Go to the Cedar River FAM page for more information.
Barrier methods of birth control stop sperm from entering the uterus and reaching your egg. Barrier birth control do not have the side effects of hormone-like drugs or IUDs. In general, barrier methods are less effective but have fewer side effects than hormonal methods or IUDs.
Hormone-like birth control drugs prevent your ovaries from releasing eggs. They work by thickening your cervical mucus which deters sperm from entering your uterus, and they thin the lining of your uterus which prevents your eggs from implanting. Hormonal birth control includes the pill, the patch, vaginal rings, and shots (like Depo-Provera).
Visit the Cedar River Clinic's birth control comparison chart or Bedsiders clinic finder for details and information on hormone-like birth control and access.
Long term Methods
Long term birth control includes hormonal implants, progesterone IUDs, copper IUDs which are often referred to as LARCs (long acting reversible contraceptives). LARCs are effective for 3, 5, and 10 years depending on method.
Sterilization (tubal ligation for women or vasectomy for men) is typically used as a permanent birth control method. Both can be reversed depending on how much damage to fallopian tubes or vas deferens has occurred. Both tend to be lengthy, difficult and expensive processes.

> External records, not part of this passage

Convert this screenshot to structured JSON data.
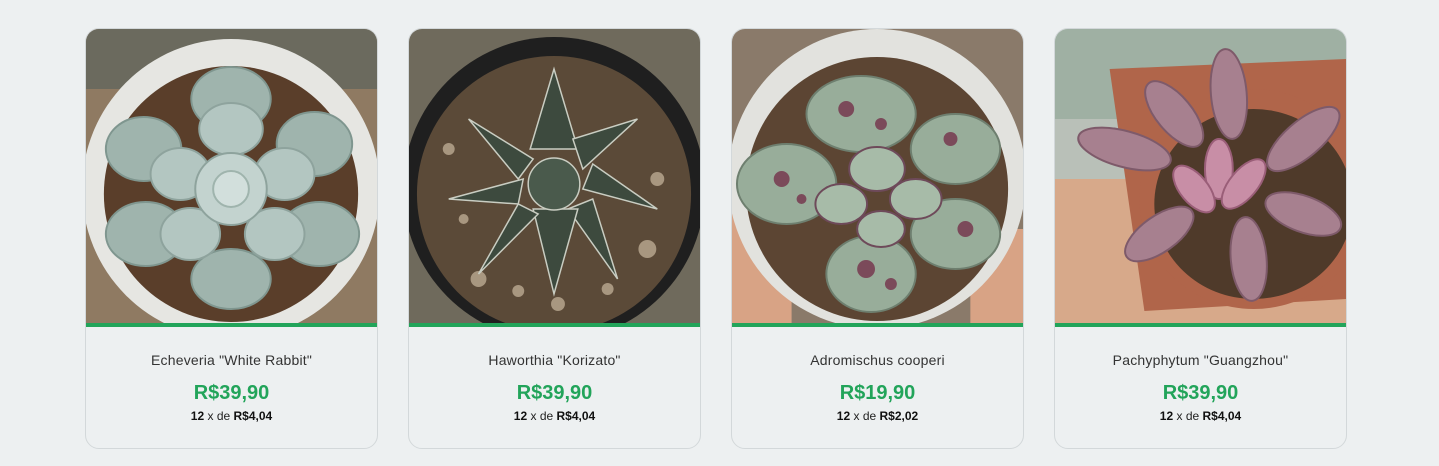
{
  "brand_color": "#22a45a",
  "products": [
    {
      "name": "Echeveria \"White Rabbit\"",
      "price": "R$39,90",
      "installments": "12",
      "installment_sep": "x de",
      "installment_value": "R$4,04",
      "image": "echeveria-photo"
    },
    {
      "name": "Haworthia \"Korizato\"",
      "price": "R$39,90",
      "installments": "12",
      "installment_sep": "x de",
      "installment_value": "R$4,04",
      "image": "haworthia-photo"
    },
    {
      "name": "Adromischus cooperi",
      "price": "R$19,90",
      "installments": "12",
      "installment_sep": "x de",
      "installment_value": "R$2,02",
      "image": "adromischus-photo"
    },
    {
      "name": "Pachyphytum \"Guangzhou\"",
      "price": "R$39,90",
      "installments": "12",
      "installment_sep": "x de",
      "installment_value": "R$4,04",
      "image": "pachyphytum-photo"
    }
  ]
}
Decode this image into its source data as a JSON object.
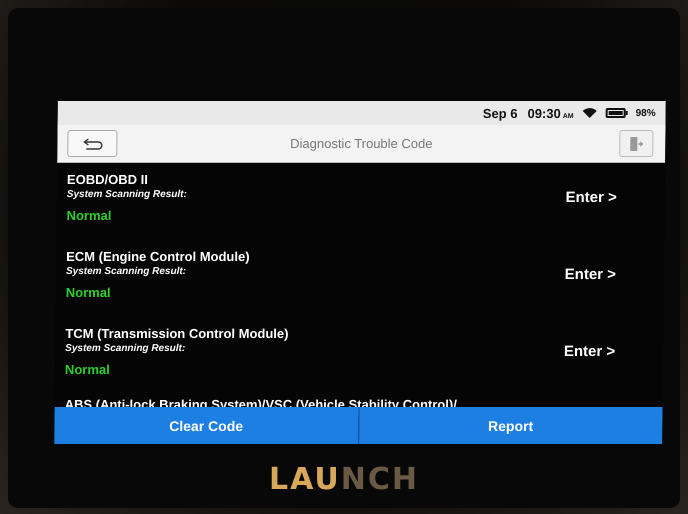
{
  "status_bar": {
    "date": "Sep 6",
    "time": "09:30",
    "ampm": "AM",
    "battery_percent_label": "98%",
    "battery_level": 0.98,
    "icons": [
      "wifi-icon",
      "battery-icon"
    ]
  },
  "title_bar": {
    "title": "Diagnostic Trouble Code",
    "left_icon": "back-arrow-icon",
    "right_icon": "exit-icon"
  },
  "systems": [
    {
      "name": "EOBD/OBD II",
      "sub_label": "System Scanning Result:",
      "status": "Normal",
      "action": "Enter >"
    },
    {
      "name": "ECM (Engine Control Module)",
      "sub_label": "System Scanning Result:",
      "status": "Normal",
      "action": "Enter >"
    },
    {
      "name": "TCM (Transmission Control Module)",
      "sub_label": "System Scanning Result:",
      "status": "Normal",
      "action": "Enter >"
    }
  ],
  "partial_item": "ABS (Anti-lock Braking System)/VSC (Vehicle Stability Control)/",
  "actions": {
    "clear_code": "Clear Code",
    "report": "Report"
  },
  "brand": {
    "lit": "LAU",
    "dim": "NCH"
  },
  "colors": {
    "status_normal": "#2ccf2c",
    "action_blue": "#1e7fe3"
  }
}
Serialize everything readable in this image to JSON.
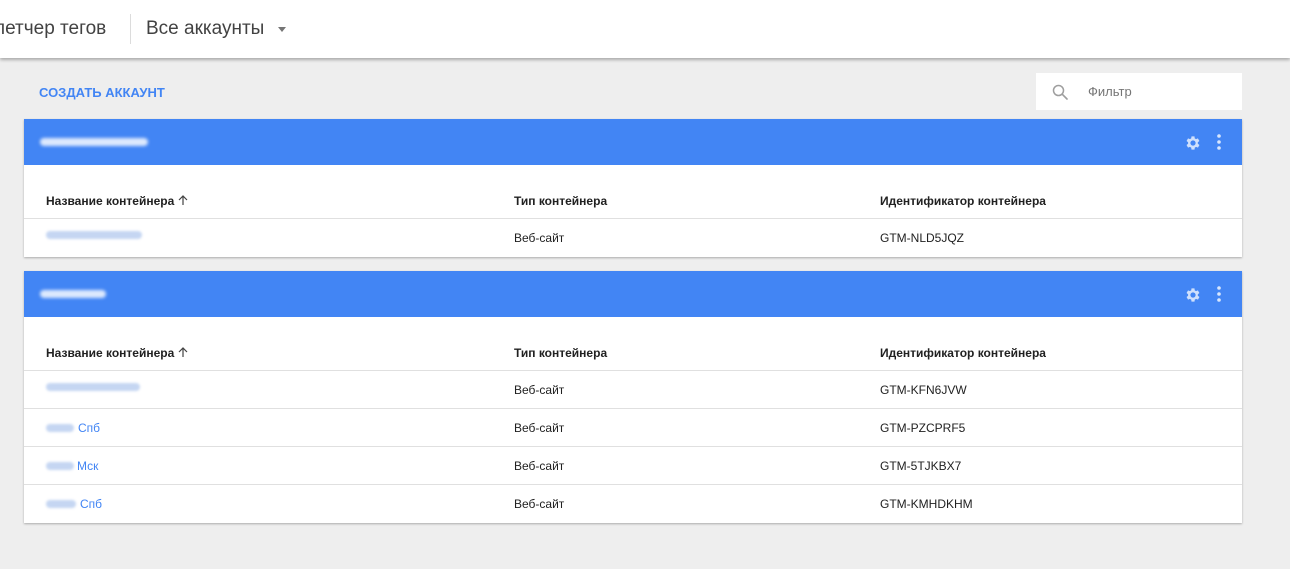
{
  "header": {
    "app_name": "летчер тегов",
    "account_switcher_label": "Все аккаунты"
  },
  "toolbar": {
    "create_account_label": "СОЗДАТЬ АККАУНТ",
    "filter_placeholder": "Фильтр"
  },
  "colors": {
    "accent": "#4285f4",
    "background": "#eeeeee"
  },
  "icons": {
    "search": "search-icon",
    "settings": "gear-icon",
    "more": "more-vert-icon",
    "sort": "arrow-up-icon",
    "dropdown": "caret-down-icon"
  },
  "table_columns": {
    "name": "Название контейнера",
    "type": "Тип контейнера",
    "id": "Идентификатор контейнера"
  },
  "accounts": [
    {
      "name": "",
      "containers": [
        {
          "name_suffix": "",
          "type": "Веб-сайт",
          "id": "GTM-NLD5JQZ"
        }
      ]
    },
    {
      "name": "",
      "containers": [
        {
          "name_suffix": "",
          "type": "Веб-сайт",
          "id": "GTM-KFN6JVW"
        },
        {
          "name_suffix": "Спб",
          "type": "Веб-сайт",
          "id": "GTM-PZCPRF5"
        },
        {
          "name_suffix": "Мск",
          "type": "Веб-сайт",
          "id": "GTM-5TJKBX7"
        },
        {
          "name_suffix": "Спб",
          "type": "Веб-сайт",
          "id": "GTM-KMHDKHM"
        }
      ]
    }
  ]
}
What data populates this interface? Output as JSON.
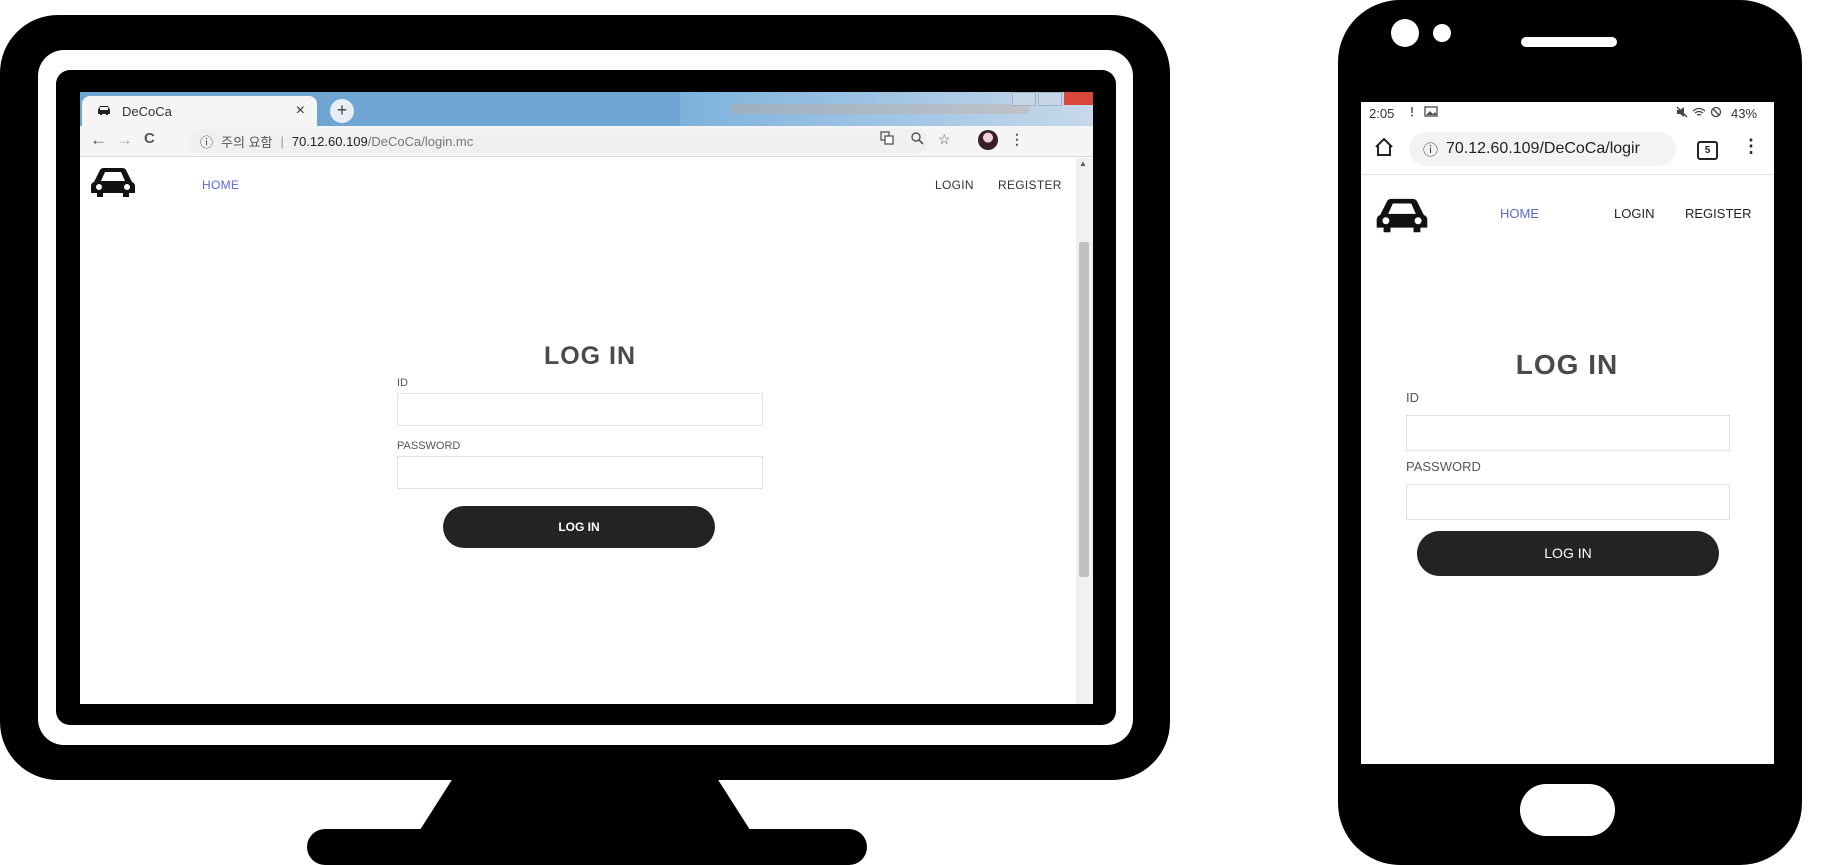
{
  "desktop": {
    "tab": {
      "title": "DeCoCa",
      "close_symbol": "×",
      "new_tab_symbol": "+"
    },
    "toolbar": {
      "back_symbol": "←",
      "forward_symbol": "→",
      "reload_symbol": "C",
      "security_warning": "주의 요함",
      "url_host": "70.12.60.109",
      "url_path": "/DeCoCa/login.mc"
    },
    "nav": {
      "home": "HOME",
      "login": "LOGIN",
      "register": "REGISTER"
    },
    "form": {
      "title": "LOG IN",
      "id_label": "ID",
      "id_value": "",
      "password_label": "PASSWORD",
      "password_value": "",
      "submit_label": "LOG IN"
    }
  },
  "phone": {
    "status_bar": {
      "time": "2:05",
      "battery": "43%"
    },
    "toolbar": {
      "url": "70.12.60.109/DeCoCa/logir",
      "tab_count": "5",
      "menu_symbol": "⋮"
    },
    "nav": {
      "home": "HOME",
      "login": "LOGIN",
      "register": "REGISTER"
    },
    "form": {
      "title": "LOG IN",
      "id_label": "ID",
      "id_value": "",
      "password_label": "PASSWORD",
      "password_value": "",
      "submit_label": "LOG IN"
    }
  },
  "colors": {
    "nav_active": "#5a6acf",
    "button_bg": "#232323",
    "tabstrip": "#6fa5d3"
  },
  "icons": [
    "car-logo-icon",
    "info-icon",
    "translate-icon",
    "zoom-icon",
    "star-icon",
    "profile-avatar",
    "home-icon",
    "tab-switcher-icon",
    "menu-icon"
  ]
}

Visit the Cedar River Clinic's birth control comparison chart or Bedsiders clinic finder for details and information on hormonal birth control and access.
Emergency Birth Control
Emergency contraception has been around for over 30 years and is effective for avoiding pregnancy up to 5 days after having unprotected sex or when other forms of birth control have failed. You may have heard this method of birth control called the morning after pill but there are other EC options than pill form.
The method you decide to use depends on a few things like which is easiest for you to access, when you had unprotected sex, whether you've used the pill, a patch or ring in the last 5 days, your height and weight, and if you're breastfeeding.
Para Guard Copper IUD: inserted by your care provider within 5 days of unprotected sex reduces the risk of pregnancy up to 99.4%.
Find out about Para Guard at Birth Control Comparison
Non Prescription methods (aka the morning after pill): A pill or combination of pills you take after unprotected sex to avoid pregnancy and is available over the counter to women 17 and older. This is a method you can keep on hand.These work by giving your body a large dose of synthetic progestin hormone that interrupts your hormones in different ways depending on where you are in your cycle. They're effective up to 5 days after unprotected sex, but most effective within 24 hours. Options are Plan B, Plan B One Step. Find out more about over the counter emergency birth control at Birth Control Comparison
Prescription method: Ella is a one pill method with 30 mg of ulipristal acetate, a progesterone receptor modulator. It is effective for up to 5 days after unprotected sex and requires a prescription. Find out where to get Ella and how you can have an online medical consultation to get your prescription. Find out more about Ella at Birth Control Comparison
Where To Get Birth Control
Access: Where to get birth control
Depending on your state, you can call your local County Public Health department or family planning clinic, or talk to your care provider to find out where to get prescription birth control, or, you can arrange delivery depending on where you're located.
Use BedSider's finder tool to find a health center using your zip code. Their database has a very wide variety of care providers listed from midwifery practices to hospitals, including sources for emergency birth control.
The current administration is a clear threat to women's right to choose their reproductive health. Federally, abortion is legal in the United States. But anti choice lawmakers state by state are chipping away at women's right to choose how, when, where and with whom they will or will not have children. You can visit the Guttmacher Institute website where you'll find a map that has up to date information about the laws and anti choice movement in your state.